I think that's called parenting, Jon
I spent a few quality minutes with The Province Wednesday Apr 28th, after throwing a drumstick and some pre-fab hashbrowns at the one member of the family who had found his way home.
I buy the paper more frequently than anyone in this family can read through it. I go first to the horoscope (surprise!) then I read the comics I like. I skip lots, but always read Sherman and Dilbert. Then I go to the front of the Entertainment section to catch up on Brangelina and Lindsay and the rest of the gang. Finally, if time permits, I head to the editorial section where real news turns up and is not only encapsulated, but tells me what to think of it.
If I'm eating slowly enough, I then close the paper and start at the front page. This is how I wound up reading Jon Ferry today (Wednesday Apr 28.) I like Jon. I've read him in the past when I've had a second helping and made it this far into the paper. However, today he got my goat.
He writes a very informative column about the crisis that education has fallen into with funding cutbacks that mean a lot of fat-trimming at the school level and often little at the administration level. I agree with him that a royal commission is overdue.
However, in taking the Vancouver School Board to task, he writes that the school board's approach merely "off-loads the funding problem onto already-overtaxed parents, who now are stuck with extra child-minding duties." (Italics are mine.)
I used to wonder if columnists deliberately seed their work with inflammatory comments like this to see if they get a rise out of the readership. Consider me arisen, Jon.

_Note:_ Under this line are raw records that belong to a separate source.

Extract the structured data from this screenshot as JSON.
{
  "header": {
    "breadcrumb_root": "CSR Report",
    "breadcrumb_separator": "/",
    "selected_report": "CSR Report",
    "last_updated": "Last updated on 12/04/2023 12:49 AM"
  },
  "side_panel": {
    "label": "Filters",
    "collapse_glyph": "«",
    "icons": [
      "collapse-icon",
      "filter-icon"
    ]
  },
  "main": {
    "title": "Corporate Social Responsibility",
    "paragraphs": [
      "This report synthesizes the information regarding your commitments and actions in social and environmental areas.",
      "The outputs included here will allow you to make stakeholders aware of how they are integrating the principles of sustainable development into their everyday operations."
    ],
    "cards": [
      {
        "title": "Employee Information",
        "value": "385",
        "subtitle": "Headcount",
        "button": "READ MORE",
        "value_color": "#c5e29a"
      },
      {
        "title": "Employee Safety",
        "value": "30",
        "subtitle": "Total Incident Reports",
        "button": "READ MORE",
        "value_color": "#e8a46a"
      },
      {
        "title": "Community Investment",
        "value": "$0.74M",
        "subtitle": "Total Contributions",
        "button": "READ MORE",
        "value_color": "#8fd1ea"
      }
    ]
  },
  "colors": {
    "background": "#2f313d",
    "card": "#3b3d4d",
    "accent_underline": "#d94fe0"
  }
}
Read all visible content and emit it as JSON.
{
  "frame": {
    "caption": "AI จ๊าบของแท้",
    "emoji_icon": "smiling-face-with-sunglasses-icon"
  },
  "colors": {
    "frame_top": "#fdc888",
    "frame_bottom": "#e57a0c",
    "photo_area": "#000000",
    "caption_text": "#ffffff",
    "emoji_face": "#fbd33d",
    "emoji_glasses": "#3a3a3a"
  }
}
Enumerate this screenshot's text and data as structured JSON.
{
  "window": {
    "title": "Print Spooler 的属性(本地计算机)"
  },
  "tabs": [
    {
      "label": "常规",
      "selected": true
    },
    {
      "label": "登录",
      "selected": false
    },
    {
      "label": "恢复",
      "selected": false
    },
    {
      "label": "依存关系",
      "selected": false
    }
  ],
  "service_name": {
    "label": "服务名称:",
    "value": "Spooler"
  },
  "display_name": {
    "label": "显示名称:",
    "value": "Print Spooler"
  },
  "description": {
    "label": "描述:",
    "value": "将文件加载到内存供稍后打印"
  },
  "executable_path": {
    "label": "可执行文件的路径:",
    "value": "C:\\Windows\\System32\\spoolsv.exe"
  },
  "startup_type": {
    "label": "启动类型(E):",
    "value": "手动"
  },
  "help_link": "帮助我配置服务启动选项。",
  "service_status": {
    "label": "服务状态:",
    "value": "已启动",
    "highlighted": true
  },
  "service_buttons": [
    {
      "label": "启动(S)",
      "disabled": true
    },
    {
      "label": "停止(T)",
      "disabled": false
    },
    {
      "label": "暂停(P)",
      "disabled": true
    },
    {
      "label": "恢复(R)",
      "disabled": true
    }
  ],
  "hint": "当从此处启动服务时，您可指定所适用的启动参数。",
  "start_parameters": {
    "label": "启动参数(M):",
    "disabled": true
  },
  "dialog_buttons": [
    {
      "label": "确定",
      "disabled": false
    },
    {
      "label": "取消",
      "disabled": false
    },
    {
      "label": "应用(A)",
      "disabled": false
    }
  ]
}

First, I totally agree with the financial side of it. I am a tax-paying parent and I am reluctant to take on further tax burdens. But the burden of child-minding?
Taken in its best light, his comment could mean that parents are now burdened with trying to find child-care for the extra week of Spring Break etc. If so, say "child-minding expenses," because there's no "extra" when it comes to "child-minding duties." Parenting is twenty-four, seven. Delegate all you want, but you're still on duty. You're it.
Which brings me to the other half of the column I take issue with--the bit where he compares the quality of education in a private school to one in the public school system.
"The class discipline was better, the parents more engaged and the teachers worked harder to ensure each student's talents were developed. Also, there wasn't all that left-wing brain-washing."
Okay, not sure what he means with the left-wing brain-washing comment. Perhaps I'm guilty of it for standing by the public school system, which strives to ensure that every Canadian child receives some kind of standardized education. Perhaps he thinks only rich kids deserve to learn their ABC's, but I think every kid deserves a shot. I'm left-wingy that way.
And since the public system serves every child, no matter their potential, background, native language, or physical or mental struggles, the public system sometimes struggles to achieve its objective.
I used to live on the coast and my kids were in a public school of five hundred kids. It was a nice school and some bigwig came by and said so. The principal at the time said, "Of course it is. Look at the neighborhood." Lots of nice homes. Lots of two-parent families, many of them dual income. Many of the parents were well-educated and they engaged at the school level because they engaged with their children. That's the kind of people they were. They took their parenting duties seriously.
I'm not arguing that private schools have more to offer, but I think they receive more in the way of engaged parents and disciplined, naturally talented children. Therefore, it's grossly unfair to suggest that private schools offer much-need competition to public schools when it's not a level playing field. Private schools aren't shouldering social problems the way public ones are.
Case in point: parents (according to Jon Ferry) have to take on extra child-minding duties when the school shuts its doors for a couple of extra days. Whether he's arguing that parents shouldn't be shouldered with extra time with their kids or extra costs for daycare, the fact remains, neither of those things has anything to do with education.
I'm running long here and will address another angle of this in a day or two with "All-Day Kindergarten," but the bottom line here is that school isn't a babysitting service. About six years ago, here in School District 51, the school week went to four days. Everyone freaked and you can still find pockets of people arguing that daycare is an issue on Fridays, but the majority of families love it. I do.
Having an extra day each week with your kids--or one week a year for the Vancouver families--isn't a punishment, Jon. Here's a thought: Take that week as vacation and spend it with your kids.